I hope Jason Aaron keeps writing Thor comics for a good long time yet, regardless of who Thor actually is. The arc of Jane Foster as Thor was wonderful, and enjoyed a satisfying wrap up too while not ending her story within this world. The Odinson slipping back into being Thor seems effortless, but to maintain his God of Thunder status he seems to be effectively supported by his own version of MI6, with Jane filling the role of M, and Odin and Screwbeard outfitting him with gadgets and magics in place of Q. It means that the usual brawns over brains approach needs to be taken with an element of improvisation rarely seen from this Thor. Aaron’s script is excellent, unsurprising as these are characters he has been in charge of for years now, but the new status quo of Thor and his supporting cast is still fitting in to the ongoing narrative of the plot he has been driving for a while now.
Mike del Mundo’s art is otherworldly, and yet feels very at place here.

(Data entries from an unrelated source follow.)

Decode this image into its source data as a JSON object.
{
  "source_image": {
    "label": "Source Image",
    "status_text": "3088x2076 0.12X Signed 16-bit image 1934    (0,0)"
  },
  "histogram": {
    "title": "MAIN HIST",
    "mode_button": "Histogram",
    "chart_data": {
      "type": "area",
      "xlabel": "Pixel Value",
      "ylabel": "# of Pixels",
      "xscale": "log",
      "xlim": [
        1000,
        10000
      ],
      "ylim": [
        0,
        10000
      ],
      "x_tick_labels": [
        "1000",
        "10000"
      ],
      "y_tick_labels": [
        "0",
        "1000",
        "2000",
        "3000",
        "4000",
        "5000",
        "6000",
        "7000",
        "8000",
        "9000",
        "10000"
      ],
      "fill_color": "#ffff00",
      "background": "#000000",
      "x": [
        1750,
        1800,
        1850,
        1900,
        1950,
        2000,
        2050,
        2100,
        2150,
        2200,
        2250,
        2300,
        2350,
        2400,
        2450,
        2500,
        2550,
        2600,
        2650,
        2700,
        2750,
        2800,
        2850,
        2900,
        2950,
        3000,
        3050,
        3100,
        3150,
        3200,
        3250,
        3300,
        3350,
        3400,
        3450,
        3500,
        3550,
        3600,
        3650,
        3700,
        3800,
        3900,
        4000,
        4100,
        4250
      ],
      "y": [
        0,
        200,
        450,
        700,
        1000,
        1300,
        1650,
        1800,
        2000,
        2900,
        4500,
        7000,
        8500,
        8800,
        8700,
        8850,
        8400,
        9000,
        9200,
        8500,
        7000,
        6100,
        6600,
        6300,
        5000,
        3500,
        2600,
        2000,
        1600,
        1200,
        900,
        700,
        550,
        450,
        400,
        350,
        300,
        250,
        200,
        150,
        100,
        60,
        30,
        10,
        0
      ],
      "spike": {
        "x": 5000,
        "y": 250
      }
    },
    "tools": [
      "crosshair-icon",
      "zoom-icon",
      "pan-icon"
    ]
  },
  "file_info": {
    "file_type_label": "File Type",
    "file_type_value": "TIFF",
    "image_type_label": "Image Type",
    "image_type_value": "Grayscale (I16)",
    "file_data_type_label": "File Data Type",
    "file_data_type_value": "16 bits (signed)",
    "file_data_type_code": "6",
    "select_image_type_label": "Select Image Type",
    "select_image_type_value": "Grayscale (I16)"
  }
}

I feel that he is even better placed on Thor than his recent run on Avengers. There are some stellar action scenes in ‘God of Thunder Reborn’, but the quiet moments in the Brooklyn resettlement of Asgardian refugees works very well too, bolstered by the warm colours that often accompany del Mundo’s pages. For ‘The Grace of Thor’, Christian Ward’s skills are perfectly suited to the grand space sequences on display, from fighting a space shark to speeding to the universe’s end, and these pages are awash with cleaner colours than the first part that suits the story just as well. Rather than feeling jarring having two stories in one issue, the two artists sync right up with their respective tales, enabling them to complement each other.
To say Thor #1 is a great start would be disingenuous and a disservice to all that came before it from Aaron and the other great artists who have shaped his run on Thor. More this is a great continuation that may serve as a jumping on point for anyone who has slept on the series up until now (but if you have you should absolutely go back and read it all in trades). I’ll miss the Goddess of Thunder, but I suspect that we haven’t seen the last of her. Regardless, get this at your local comic book shop or online!
Score: 9 Asgardian Artefacts out of 10